BBC Trust boss Rona Fairhead to face MPs over HSBC role
BBC Trust boss Rona Fairhead is to be questioned by MPs about her role at HSBC while the bank's Swiss arm helped wealthy clients evade tax.
Mrs Fairhead, who took over at the Trust last year, has been a member of the bank's board since 2004.
She will give evidence to the Public Accounts Committee alongside HSBC chief executive Stuart Gulliver next Monday.
Margaret Hodge, who chairs the committee, raised questions about her BBC role last week.
She said the BBC Trust should "look at" Mrs Fairhead's past on the HSBC board.
"There are clearly question marks arising out of her role," she said.

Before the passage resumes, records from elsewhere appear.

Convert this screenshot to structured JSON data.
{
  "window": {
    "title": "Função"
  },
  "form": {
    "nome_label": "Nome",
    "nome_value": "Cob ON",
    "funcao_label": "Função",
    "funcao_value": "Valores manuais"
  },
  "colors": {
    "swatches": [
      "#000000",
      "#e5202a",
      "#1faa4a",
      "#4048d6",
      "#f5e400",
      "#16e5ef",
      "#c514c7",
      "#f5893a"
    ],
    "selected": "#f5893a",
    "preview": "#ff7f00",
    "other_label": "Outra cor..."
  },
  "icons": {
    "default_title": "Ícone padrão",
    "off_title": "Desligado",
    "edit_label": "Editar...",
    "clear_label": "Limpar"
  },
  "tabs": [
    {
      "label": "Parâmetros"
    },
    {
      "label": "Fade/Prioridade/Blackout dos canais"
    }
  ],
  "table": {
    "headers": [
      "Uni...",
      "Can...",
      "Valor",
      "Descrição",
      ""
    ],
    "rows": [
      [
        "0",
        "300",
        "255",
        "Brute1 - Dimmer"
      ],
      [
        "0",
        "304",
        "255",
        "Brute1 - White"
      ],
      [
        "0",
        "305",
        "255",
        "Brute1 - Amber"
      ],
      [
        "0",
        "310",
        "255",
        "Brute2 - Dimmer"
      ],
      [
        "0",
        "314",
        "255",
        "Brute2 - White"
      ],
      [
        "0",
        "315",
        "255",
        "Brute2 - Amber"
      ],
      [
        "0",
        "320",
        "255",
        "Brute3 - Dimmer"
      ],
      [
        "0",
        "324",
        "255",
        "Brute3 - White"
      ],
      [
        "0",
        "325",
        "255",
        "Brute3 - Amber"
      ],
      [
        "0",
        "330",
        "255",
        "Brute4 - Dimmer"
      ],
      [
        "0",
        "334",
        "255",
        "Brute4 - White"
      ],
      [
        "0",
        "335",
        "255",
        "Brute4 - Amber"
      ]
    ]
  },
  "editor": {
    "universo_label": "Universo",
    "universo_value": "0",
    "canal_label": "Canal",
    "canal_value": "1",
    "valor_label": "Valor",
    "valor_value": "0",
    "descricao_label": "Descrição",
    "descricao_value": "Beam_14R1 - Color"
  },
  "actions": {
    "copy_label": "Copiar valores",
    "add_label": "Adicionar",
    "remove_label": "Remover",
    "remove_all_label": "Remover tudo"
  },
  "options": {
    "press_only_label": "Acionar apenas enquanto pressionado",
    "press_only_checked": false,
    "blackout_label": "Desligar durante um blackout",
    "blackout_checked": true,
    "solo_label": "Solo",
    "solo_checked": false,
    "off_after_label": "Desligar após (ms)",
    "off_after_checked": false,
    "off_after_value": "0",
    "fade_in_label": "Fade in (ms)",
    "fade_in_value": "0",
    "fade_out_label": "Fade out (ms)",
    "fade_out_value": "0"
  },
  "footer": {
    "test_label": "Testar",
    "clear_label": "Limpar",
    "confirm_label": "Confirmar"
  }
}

BBC Trust member Nicholas Prettejohn said the Trust would "take note" of the results of inquiries by regulators - but the BBC was "not doing anything specifically ourselves".
Pressed further, he said: "It was not the Trust's own appointment for the chairmanship of the BBC and therefore it wouldn't be right for us to revisit that decision.
"Secondly, I think there will undoubtedly be a number of inquiries by different regulatory authorities and so on into the affairs at HSBC, and obviously the Trust will take note of the content of those inquiries."
Mrs Fairhead has been on the HSBC board since 2004 and was chairwoman of its audit committee from 2007.
She was paid a total of £513,000 by the bank last year, and joined the BBC Trust - the corporation's arm's-length regulator - last October, following the unexpected departure of Lord Patten.
Her appointment was ultimately decided by the Queen on a recommendation from Culture Secretary Sajid Javid.
It came as the BBC's Panorama programme was investigating HSBC, discovering that it had helped wealthy clients across the world evade hundreds of millions of pounds' worth of tax.
HSBC has admitted that it was "accountable for past control failures" but said it had now "fundamentally changed".
BBC director-general Tony Hall has stressed that he had never discussed the Panorama investigation with Mrs Fairhead, as it was "not proper" for him to do so.
"Of course I didn't talk to her about that and I haven't," he told BBC Radio 4's World at One.
A spokesman for Mrs Fairhead added: "Rona was not at any time involved in any discussions at HSBC specifically about the bank's dealings with the BBC."